Given this information, are there any states that are moving more quickly towards energy independence through electrification? According to the ACEEE’s 2022 report analyzing and researching electrification of buildings, the most extensive programs are on the West Coast and in the Northeast and involve electric hot water heater pumps used alongside other fossil-fuel-based energy sources. 


*Image from ACEEE's 2022 Building Electrification Report. 

More specifically, California is leading in the electrification of newly constructed buildings. According to the 2022 ACEEE report, in July 2021, 49 California municipalities passed laws requiring the construction of all new residential and commercial buildings to have all-electric or pre-wiring for future electric appliances. Additionally, the California Energy Commission released new energy-efficient building standards that, starting in 2023, will incentivize builders to use electric, rather than natural-gas powered heating for both residential and commercial buildings. 

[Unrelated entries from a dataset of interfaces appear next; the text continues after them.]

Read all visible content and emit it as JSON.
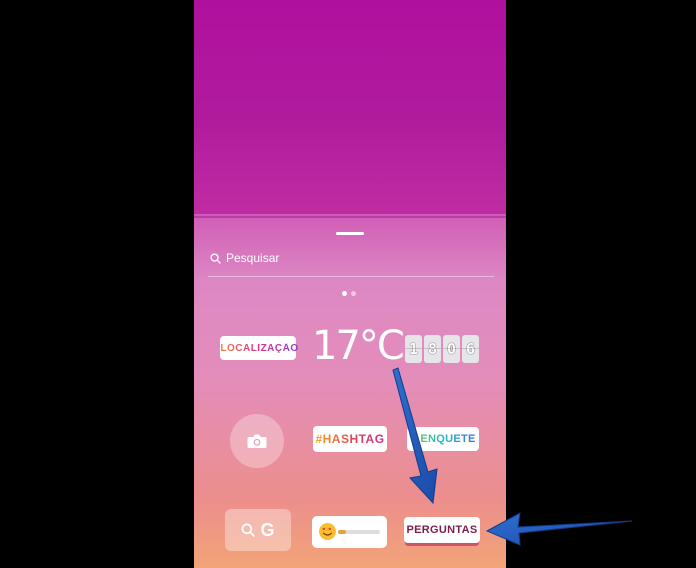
{
  "search": {
    "placeholder": "Pesquisar"
  },
  "pager": {
    "current": 1,
    "total": 2
  },
  "stickers": {
    "location": "LOCALIZAÇÃO",
    "temperature": "17°C",
    "clock_digits": [
      "1",
      "8",
      "0",
      "6"
    ],
    "hashtag": "#HASHTAG",
    "poll": "≡ ENQUETE",
    "gif_label": "G",
    "questions": "PERGUNTAS"
  },
  "icons": {
    "search": "search-icon",
    "location_pin": "location-pin-icon",
    "camera": "camera-icon",
    "gif_search": "search-icon",
    "emoji_slider": "heart-eyes-emoji-icon",
    "annotation": "arrow-annotation"
  },
  "colors": {
    "top_gradient": "#b0109e",
    "tray_bottom": "#f3a478",
    "arrow": "#1e56b8"
  }
}
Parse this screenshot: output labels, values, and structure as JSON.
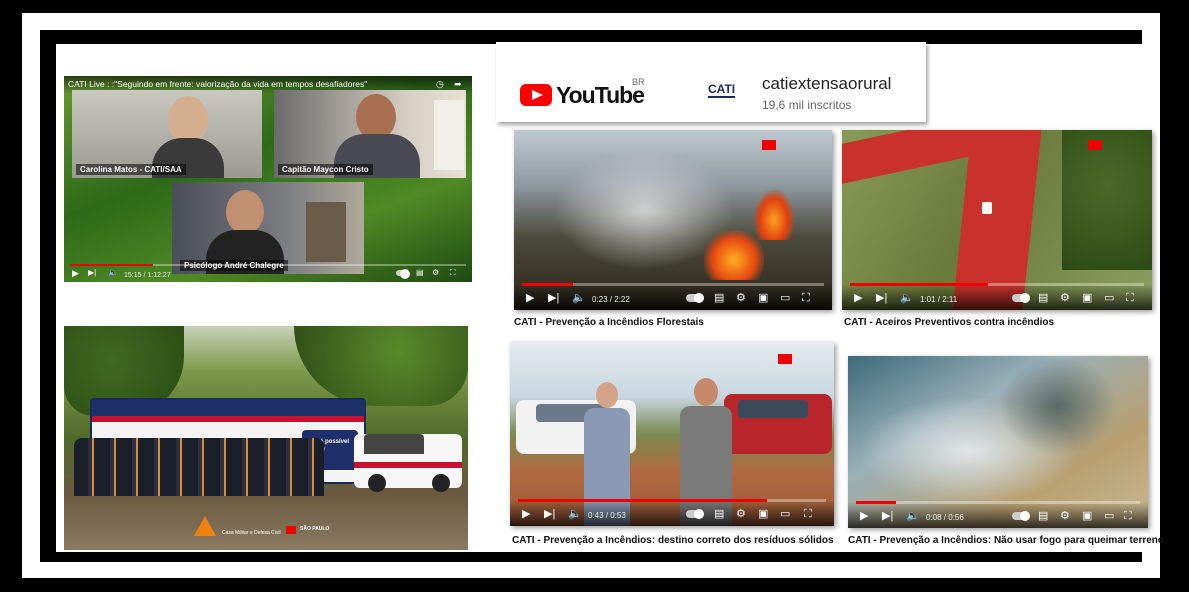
{
  "live": {
    "title": "CATI Live : :\"Seguindo em frente: valorização da vida em tempos desafiadores\"",
    "participants": [
      "Carolina Matos - CATI/SAA",
      "Capitão Maycon Cristo",
      "Psicólogo André Chalegre"
    ],
    "time": "15:15 / 1:12:27"
  },
  "event_photo": {
    "bus_text": "Crer é possível vencer",
    "footer": "Casa Militar e Defesa Civil",
    "state": "SÃO PAULO"
  },
  "channel": {
    "brand": "YouTube",
    "region": "BR",
    "logo_text": "CATI",
    "name": "catiextensaorural",
    "subscribers": "19,6 mil inscritos"
  },
  "videos": [
    {
      "title": "CATI - Prevenção a Incêndios Florestais",
      "time": "0:23 / 2:22",
      "progress": 0.17
    },
    {
      "title": "CATI - Aceiros Preventivos contra incêndios",
      "time": "1:01 / 2:11",
      "progress": 0.47
    },
    {
      "title": "CATI - Prevenção a Incêndios: destino correto dos resíduos sólidos",
      "time": "0:43 / 0:53",
      "progress": 0.81
    },
    {
      "title": "CATI - Prevenção a Incêndios: Não usar fogo para queimar terreno.",
      "time": "0:08 / 0:56",
      "progress": 0.14
    }
  ],
  "colors": {
    "accent": "#ff0000",
    "progress": "#e00000"
  }
}
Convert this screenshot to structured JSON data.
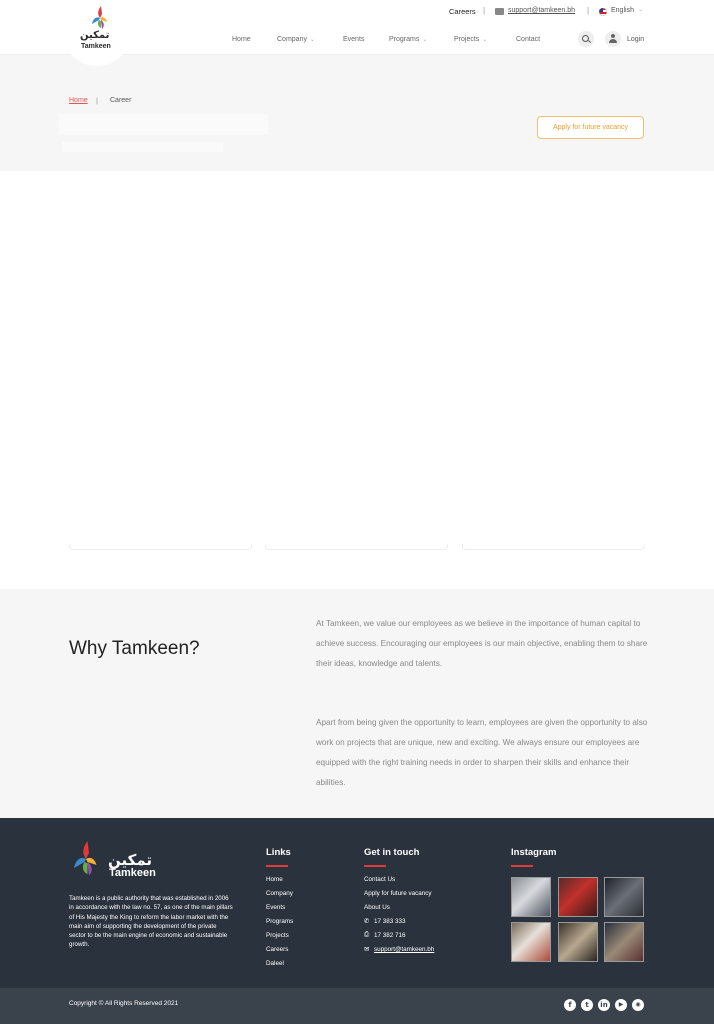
{
  "topbar": {
    "careers": "Careers",
    "email": "support@tamkeen.bh",
    "language": "English"
  },
  "logo": {
    "arabic": "تمكين",
    "english": "Tamkeen"
  },
  "nav": {
    "items": [
      {
        "label": "Home",
        "has_dropdown": false
      },
      {
        "label": "Company",
        "has_dropdown": true
      },
      {
        "label": "Events",
        "has_dropdown": false
      },
      {
        "label": "Programs",
        "has_dropdown": true
      },
      {
        "label": "Projects",
        "has_dropdown": true
      },
      {
        "label": "Contact",
        "has_dropdown": false
      }
    ],
    "login": "Login"
  },
  "breadcrumb": {
    "home": "Home",
    "separator": "|",
    "current": "Career"
  },
  "hero": {
    "apply_button": "Apply for future vacancy"
  },
  "why": {
    "title": "Why Tamkeen?",
    "paragraphs": [
      "At Tamkeen, we value our employees as we believe in the importance of human capital to achieve success. Encouraging our employees is our main objective, enabling them to share their ideas, knowledge and talents.",
      "Apart from being given the opportunity to learn, employees are given the opportunity to also work on projects that are unique, new and exciting. We always ensure our employees are equipped with the right training needs in order to sharpen their skills and enhance their abilities."
    ]
  },
  "footer": {
    "description": "Tamkeen is a public authority that was established in 2006 in accordance with the law no. 57, as one of the main pillars of His Majesty the King to reform the labor market with the main aim of supporting the development of the private sector to be the main engine of economic and sustainable growth.",
    "links_title": "Links",
    "links": [
      "Home",
      "Company",
      "Events",
      "Programs",
      "Projects",
      "Careers",
      "Daleel"
    ],
    "contact_title": "Get in touch",
    "contact_links": [
      "Contact Us",
      "Apply for future vacancy",
      "About Us"
    ],
    "phone": "17 383 333",
    "fax": "17 382 716",
    "email": "support@tamkeen.bh",
    "instagram_title": "Instagram",
    "copyright": "Copyright © All Rights Reserved 2021",
    "social": [
      "facebook-icon",
      "twitter-icon",
      "linkedin-icon",
      "youtube-icon",
      "instagram-icon"
    ]
  },
  "colors": {
    "accent_red": "#e05555",
    "apply_orange": "#e8a030",
    "footer_bg": "#2a323d",
    "footer_bottom_bg": "#3a424c"
  }
}
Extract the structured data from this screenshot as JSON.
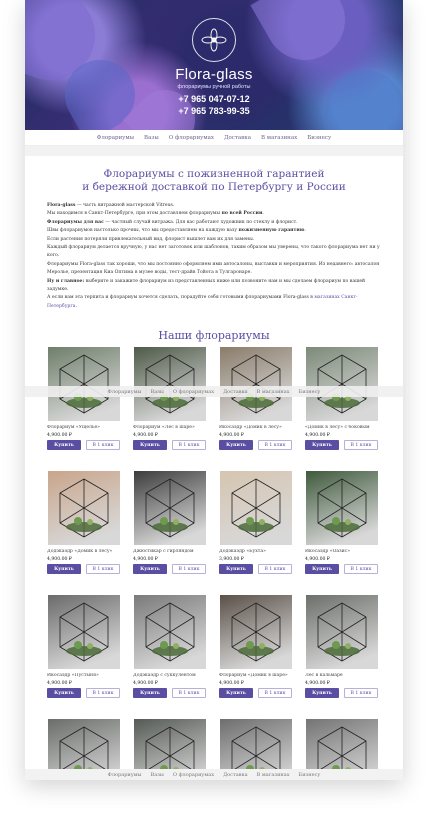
{
  "brand": {
    "title": "Flora-glass",
    "subtitle": "флорариумы ручной работы"
  },
  "phones": [
    "+7 965 047-07-12",
    "+7 965 783-99-35"
  ],
  "nav": [
    "Флорариумы",
    "Вазы",
    "О флорариумах",
    "Доставка",
    "В магазинах",
    "Бизнесу"
  ],
  "intro": {
    "title_line1": "Флорариумы с пожизненной гарантией",
    "title_line2": "и бережной доставкой по Петербургу и России",
    "p1_bold": "Flora-glass",
    "p1": " — часть витражной мастерской Vitreus.",
    "p2": "Мы находимся в Санкт-Петербурге, при этом доставляем флорариумы ",
    "p2_bold": "по всей России",
    "p2_end": ".",
    "p3_bold": "Флорариумы для вас",
    "p3": " — частный случай витража. Для вас работают художник по стеклу и флорист.",
    "p4": "Швы флорариумов настолько прочны, что мы предоставляем на каждую вазу ",
    "p4_bold": "пожизненную гарантию",
    "p4_end": ".",
    "p5": "Если растения потеряли привлекательный вид, флорист вышлет вам их для замены.",
    "p6": "Каждый флорариум делается вручную, у нас нет заготовок или шаблонов, таким образом мы уверены, что такого флорариума нет ни у кого.",
    "p7": "Флорариумы Flora-glass так хороши, что мы постоянно оформляем ими автосалоны, выставки и мероприятия. Из недавнего: автосалон Меролье, презентация Киа Оптима в музее воды, тест-драйв Тойота в Тулгаронаре.",
    "p8_bold": "Ну и главное:",
    "p8": " выберите и закажите флорариум из представленных ниже или позвоните нам и мы сделаем флорариум по вашей задумке.",
    "p9": "А если вам эта терпита и флорариум хочется сделать, порадуйте себя готовыми флорариумами Flora-glass в ",
    "p9_link": "магазинах Санкт-Петербурга",
    "p9_end": "."
  },
  "catalog_title": "Наши флорариумы",
  "buttons": {
    "buy": "Купить",
    "one_click": "В 1 клик"
  },
  "products": [
    {
      "name": "Флорариум «Ущелье»",
      "price": "4,900.00 ₽",
      "tone": "#6f7e6a"
    },
    {
      "name": "Флорариум «Лес в шаре»",
      "price": "4,900.00 ₽",
      "tone": "#4e5a48"
    },
    {
      "name": "Икосаэдр «Домик в лесу»",
      "price": "4,900.00 ₽",
      "tone": "#8a7c6a"
    },
    {
      "name": "«Домик в лесу» с боковым",
      "price": "4,900.00 ₽",
      "tone": "#7c8a78"
    },
    {
      "name": "Додэкаэдр «Домик в лесу»",
      "price": "4,900.00 ₽",
      "tone": "#c9a58a"
    },
    {
      "name": "Джюстикар с гирляндом",
      "price": "4,900.00 ₽",
      "tone": "#3c3c3c"
    },
    {
      "name": "Додэкаэдр «Бухта»",
      "price": "3,900.00 ₽",
      "tone": "#d6c5b0"
    },
    {
      "name": "Икосаэдр «Оазис»",
      "price": "4,900.00 ₽",
      "tone": "#3f5a3c"
    },
    {
      "name": "Икосаэдр «Пустыня»",
      "price": "4,900.00 ₽",
      "tone": "#6b6b6b"
    },
    {
      "name": "Додэкаэдр с суккулентом",
      "price": "4,900.00 ₽",
      "tone": "#7a7a7a"
    },
    {
      "name": "Флорариум «Домик в шаре»",
      "price": "4,900.00 ₽",
      "tone": "#5a5048"
    },
    {
      "name": "Лес в кальмаре",
      "price": "4,900.00 ₽",
      "tone": "#6c6f6a"
    },
    {
      "name": "",
      "price": "",
      "tone": "#6a6d6a"
    },
    {
      "name": "",
      "price": "",
      "tone": "#555a55"
    },
    {
      "name": "",
      "price": "",
      "tone": "#6e6e6e"
    },
    {
      "name": "",
      "price": "",
      "tone": "#747474"
    }
  ]
}
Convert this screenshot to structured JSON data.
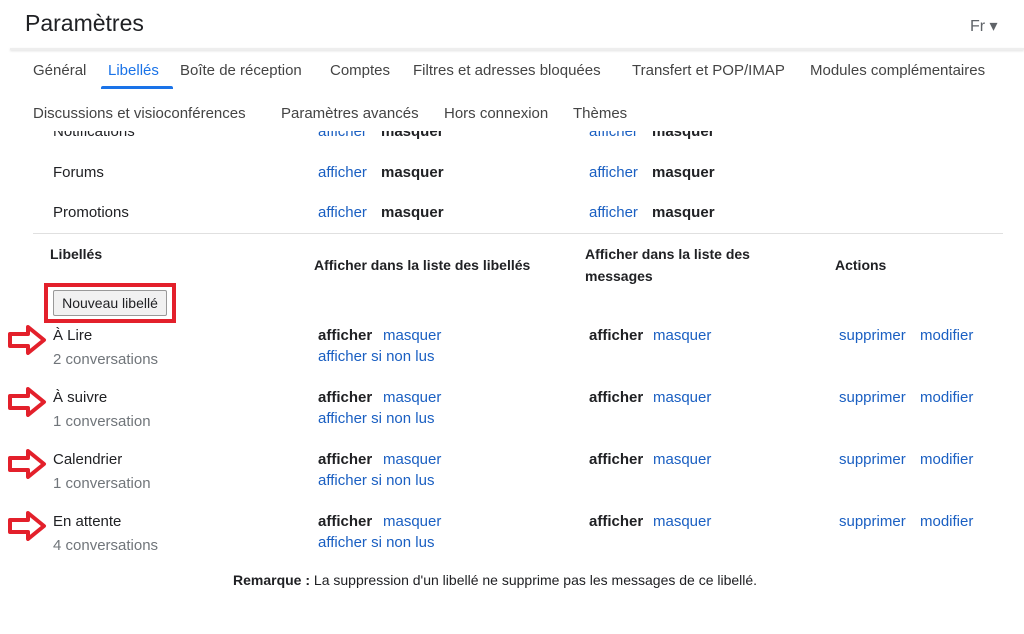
{
  "header": {
    "title": "Paramètres",
    "lang": "Fr ▾"
  },
  "tabs": [
    "Général",
    "Libellés",
    "Boîte de réception",
    "Comptes",
    "Filtres et adresses bloquées",
    "Transfert et POP/IMAP",
    "Modules complémentaires",
    "Discussions et visioconférences",
    "Paramètres avancés",
    "Hors connexion",
    "Thèmes"
  ],
  "active_tab": "Libellés",
  "categories": [
    {
      "name": "Notifications",
      "show": "afficher",
      "hide": "masquer"
    },
    {
      "name": "Forums",
      "show": "afficher",
      "hide": "masquer"
    },
    {
      "name": "Promotions",
      "show": "afficher",
      "hide": "masquer"
    }
  ],
  "labels_header": {
    "col1": "Libellés",
    "col2": "Afficher dans la liste des libellés",
    "col3a": "Afficher dans la liste des",
    "col3b": "messages",
    "col4": "Actions"
  },
  "new_label_button": "Nouveau libellé",
  "labels": [
    {
      "name": "À Lire",
      "count": "2 conversations"
    },
    {
      "name": "À suivre",
      "count": "1 conversation"
    },
    {
      "name": "Calendrier",
      "count": "1 conversation"
    },
    {
      "name": "En attente",
      "count": "4 conversations"
    }
  ],
  "actions": {
    "show": "afficher",
    "hide": "masquer",
    "show_unread": "afficher si non lus",
    "delete": "supprimer",
    "edit": "modifier"
  },
  "note": {
    "bold": "Remarque :",
    "text": " La suppression d'un libellé ne supprime pas les messages de ce libellé."
  },
  "colors": {
    "accent": "#1a73e8",
    "link": "#1a5fc2",
    "highlight": "#e3202b"
  }
}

States with policies to encourage electrification also have utility-led programs to encourage electrification. Of these states, CO, NY, MA, and VT are leading the way, with TN and AK anticipating to up their game soon. There is a notable trend among states who rely on transported fossil fuel supply are the states leading the way. The cost of converting to electrification is a viable option for transportation costs.


Organizations Encouraging Electrification 

While federal and state governments create their legislation, several organizations are working to create sustainable frameworks for policy on the community level across the country. Among the many is Greenlining, a California-based non-profit that supports low-income marginalized groups in advocacy efforts for sustainable development in their communities. In collaboration with California’s Energy Efficiency for All Coalition, Greenlining created a community-focused framework for electrification in a five-step process: 

  1. Assess Communities' Needs
  2. Establish Community-Led Decision-Making
  3. Develop Metrics and a Plan for Tracking
  4. Ensure Funding and Program Leveraging
  5. Improve Outcomes 

The founding ideas of Greenlining’s work focus on building “Transformative Climate Communities” that work to "empower historic systemic disinvestments and are on the frontlines of climate change.” Greenlining's work shows the impact that community-centered advocacy and implementation of electrification can have in building climate resilience. This climate resilience built on community and grown alongside energy independence is quintessential on a large scale to reduce carbon emissions and the impact of climate change on current and future generations. 


Developing an Electrification Plan for Your Business and the Future 

Successful electrification projects require knowledge of local, state, and federal energy laws, thorough evaluations of existing or future building plans, knowledgeable contractors, and systems to assess and monitor energy metrics. Furthermore, working with experts to create a 5–10-year plan for energy independence will be crucial to track, record, and report energy metrics for ESG reports, consumers and investors, and employees. 


 Grid-supplied electricity is considered a Scope 2 emission, which covers purchased energy and water. As 39% of carbon emissions are from the building sector, electrification will reduce your scope 2 emissions, thus having a positive contribution towards reducing your business’s impact on the planet. Working with our experienced team of experts fluent and familiar with energy consulting, building consulting, green building certifications, integrated design, energy modeling, and more, we will help create a custom Sustainability Roadmap to work toward energy independence, electrification, and long-term sustainability for your business! 

What is a Sustainability Roadmap?